Steps to Generate and Install a GitHub Authentication Token on Your Repository

Step 1: Generate a GitHub token for your account

Important to note that you can create more than one GitHub token or just one for all repositories under that account. This is up to you, the developer.

To generate a GitHub user authentication token, start by clicking on Developer settings and select Personal access tokens.

On the next screen, You’ll configure the scope and access options for your new GitHub token. Click the Green Generate token button at the bottom of the screen.

Make sure to copy and save this new GitHub token somewhere safe as you’ll only get one chance to copy it when you create it. If you mess this part up, you can just delete the old token and easily generate another.

Video: Creating GitHub Token Authentication

GitHub Token Authentication Requirements for Git Operations

Step 2: Configure GitHub to Use Your Authorization Token

Configure GitHub to Use Your Authorization Token with your repository with the Git remote command. Use the set-url argument and pass are URL with the following parts.

  1. https://
  2. Your GitHub Account name that appears in your GitHub URL
  3. A colon
  4. The GitHub Authentication Token you generated on Step 1.
  5. “”
  6. Same as # 2 (Account Name from URL)
  7. Forward Slash
  8. Your Repository Name

I used Git for Windows Git bash command line to execute this command.

$ git remote set-url origin https://[GitHub Account Name]:[Token][GitHub Repo Name]/[my-secure-repo-name]

Video: Setting the Token on a Local Repo

How to set a GitHub Authentication Token on a Local Repository

Playing MP4 Files on Samsung Smart TV

My First Attempt at Creating a Homemade Media Web App that Works on a Samsung Smart TV

I’ve been thinking about building a media web app for a while now and today was the first day I tested it on a Samsung Smart TV to see if it would work.

There are lots of ways you can do this but I’m trying to take the path of least resistance.
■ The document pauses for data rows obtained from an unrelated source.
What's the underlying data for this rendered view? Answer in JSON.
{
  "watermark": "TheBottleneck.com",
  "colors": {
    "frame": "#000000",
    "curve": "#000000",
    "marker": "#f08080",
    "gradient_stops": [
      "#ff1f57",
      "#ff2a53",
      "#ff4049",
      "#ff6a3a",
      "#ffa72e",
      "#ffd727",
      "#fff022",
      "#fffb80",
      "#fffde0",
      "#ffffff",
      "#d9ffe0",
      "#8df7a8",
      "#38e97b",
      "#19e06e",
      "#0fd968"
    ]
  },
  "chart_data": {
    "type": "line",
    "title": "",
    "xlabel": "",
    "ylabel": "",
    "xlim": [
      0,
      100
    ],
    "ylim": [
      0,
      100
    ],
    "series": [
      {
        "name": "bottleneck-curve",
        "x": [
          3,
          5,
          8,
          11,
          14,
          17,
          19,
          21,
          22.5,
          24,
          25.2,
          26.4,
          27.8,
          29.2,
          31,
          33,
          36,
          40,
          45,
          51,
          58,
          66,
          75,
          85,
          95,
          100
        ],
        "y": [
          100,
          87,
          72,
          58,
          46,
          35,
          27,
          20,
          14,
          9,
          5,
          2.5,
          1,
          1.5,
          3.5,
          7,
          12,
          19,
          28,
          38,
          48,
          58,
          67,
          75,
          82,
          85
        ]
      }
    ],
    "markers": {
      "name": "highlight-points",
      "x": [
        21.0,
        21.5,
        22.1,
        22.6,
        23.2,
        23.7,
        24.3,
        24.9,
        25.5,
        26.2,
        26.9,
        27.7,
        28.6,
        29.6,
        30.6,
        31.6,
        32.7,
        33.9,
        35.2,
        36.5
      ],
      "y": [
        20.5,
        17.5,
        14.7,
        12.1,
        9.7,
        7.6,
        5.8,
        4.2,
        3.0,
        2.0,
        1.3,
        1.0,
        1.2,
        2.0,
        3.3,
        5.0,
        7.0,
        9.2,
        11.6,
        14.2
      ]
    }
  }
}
For background, the MP4 file format now plays without plugins in most modern web browsers.

For my early “Alpha” tests, I just made a local web server with folders that could be browsed and put some media in there. This works for Chrome, Firefox etc. You can click and watch the video no problem.

Does the Samsung Smart TV Play MP4 Files?

The answer is a bit frustrating as it is Yes and No. WTF!

First, let’s deal with the No. The Samsung native web browser will not play a MP4 file if you link directly to it in my testing.

Next is the Yes. This happens when you add a USB Mass Storage Device to the TV. My Samsung Smart TV had 3 USB ports. I used one for a wireless Mouse / Keyboard combo device and one for a simple 10GB USB stick I had laying around for testing.

Once I added the USB Mass Storage Device to the Samsung TV USB port the Smart TV web browser would let me download the MP4 files to the USB stick then I would watch them by choosing the Mass Storage Device as the media data source.

I’m come back to add some screenshots soon.

If you found this, I hope it helped you solve your issue. 😉

~Cyber Abyss